Deplorable work conditions and deafening silence from the blackness of space have left morale on the station low and tensions high. Aldo’s only hope of transcending his station, and cloning a piece of his soul somewhere new is both his triumph and his terrible crime.

Reviews for The Fortress at the End of Time:

“The Fortress at the End of Time is an essential read, and feels like a throwback to the era of classic science fiction from authors such as Frank Herbert or Ursula K. Le Guin.” — Andrew Liptak, The Verge

“McDermott manages to paint a vivid world in a few pages.” — The Washington Post

“The story works on many different levels . . . readers will be sucked in.” — Romantic Times

“I can say this, Joe M. McDermott’s Fortress at the End of Time is an intellectual bombastic space opera.” — Paul Jessup, author of Glass Coffin Girls

“The Fortress at the End of Time is a brilliant novel.” — Geek Ireland

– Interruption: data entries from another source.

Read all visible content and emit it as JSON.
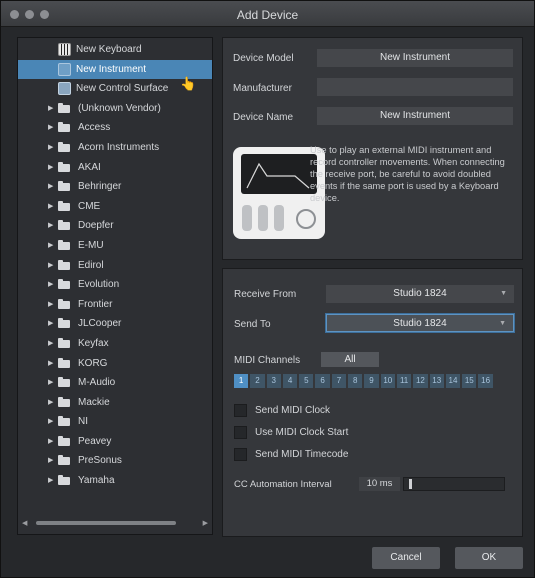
{
  "window": {
    "title": "Add Device"
  },
  "device_list": {
    "special_items": [
      {
        "label": "New Keyboard",
        "icon": "keyboard-icon"
      },
      {
        "label": "New Instrument",
        "icon": "instrument-icon",
        "selected": true
      },
      {
        "label": "New Control Surface",
        "icon": "control-surface-icon"
      }
    ],
    "vendors": [
      "(Unknown Vendor)",
      "Access",
      "Acorn Instruments",
      "AKAI",
      "Behringer",
      "CME",
      "Doepfer",
      "E-MU",
      "Edirol",
      "Evolution",
      "Frontier",
      "JLCooper",
      "Keyfax",
      "KORG",
      "M-Audio",
      "Mackie",
      "NI",
      "Peavey",
      "PreSonus",
      "Yamaha"
    ]
  },
  "device_info": {
    "model_label": "Device Model",
    "model_value": "New Instrument",
    "manufacturer_label": "Manufacturer",
    "manufacturer_value": "",
    "name_label": "Device Name",
    "name_value": "New Instrument",
    "description": "Use to play an external MIDI instrument and record controller movements. When connecting the receive port, be careful to avoid doubled events if the same port is used by a Keyboard device."
  },
  "routing": {
    "receive_label": "Receive From",
    "receive_value": "Studio 1824",
    "send_label": "Send To",
    "send_value": "Studio 1824",
    "midi_channels_label": "MIDI Channels",
    "all_label": "All",
    "channels": [
      "1",
      "2",
      "3",
      "4",
      "5",
      "6",
      "7",
      "8",
      "9",
      "10",
      "11",
      "12",
      "13",
      "14",
      "15",
      "16"
    ],
    "active_channel": "1"
  },
  "options": {
    "send_clock": "Send MIDI Clock",
    "use_clock_start": "Use MIDI Clock Start",
    "send_timecode": "Send MIDI Timecode",
    "cc_interval_label": "CC Automation Interval",
    "cc_interval_value": "10 ms"
  },
  "buttons": {
    "cancel": "Cancel",
    "ok": "OK"
  },
  "colors": {
    "selection": "#4a86b6",
    "active_channel": "#4f8fc4",
    "focus_border": "#5e93c1"
  }
}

The Fortress at the End of Time will hit all of the right spots with science fiction fans. Fast paced, but incredibly thoughtful, McDermott creates an unforgettable world at the end of the universe.” — Teresa Frohock, author of Los Nefilim

“A highly original, completely affecting work.” — Mysterious Galaxy

While You Wait: A Writing Prompt Contest!

While you wait for AW’s forums to return after their spiffy upgrade, here’s a contest you can participate in right here.

Come up with a writing prompt that your fellow AWers can work on while they wait for the Forums/AW Water Cooler to be back after the upgrade.

Keep in mind that we have all kinds of writers at AW, our members write fiction of every conceivable sort, screen plays, poetry, and non fiction, ranging from how-tos, to biography, history, memoir . . . you name it, we have writers who write it, so keep that in mind when you’re creating your prompts.

We will select the best writing prompt entered as a comment to this post, and judged by the Absolute Write mods.

The winner of the best prompt will receive a hardcover or ebook (winner’s choice) The Library at Mount Char, a novel from Penguin Random’s Crown coming out June 15, 2015 by our very own  Scott Hawkins.

The Library at Mount Char is Scott Hawkins’ first novel. Kirkus Reviews called it “A spellbinding story of world-altering power and revenge from debut novelist Hawkins.”

You can read more about The Library At Mount Char here.

Start entering your best writing prompts (no more than 3 entries per person please) in a Comment below. We’ll be moderating comments, but will do that as quickly as possible, so those of you following along can actually start writing in response to any prompt that appeals.

We will close entries on Monday, May 11, 2015 at 9 AM Seattle time.

We’ll have a special thread on AW for prompt-inspired writing.

Interview at Writer Unboxed

Image of several circular slices of an orangeIf you’ve ever wondered about the behind-the-scenes workings at Absolute Write and the Absolute Write forums, Jan O’Hara over at Writer Unboxed has just posted a two-part interview with me about Absolute Write, the community, the mods, and writing. Jan does a heckuva fun interview, and I’m not just saying that because she interviewed me—she’s got some terrific interviews on her own blog, Tartitude. And as a Web destination for writers, Writer Unboxed offers a lot of terrific information, insight, and conversation.

Part I
Part II

You can also find Jan O’Hara on Twitter @Jan_OHara.

I footnotes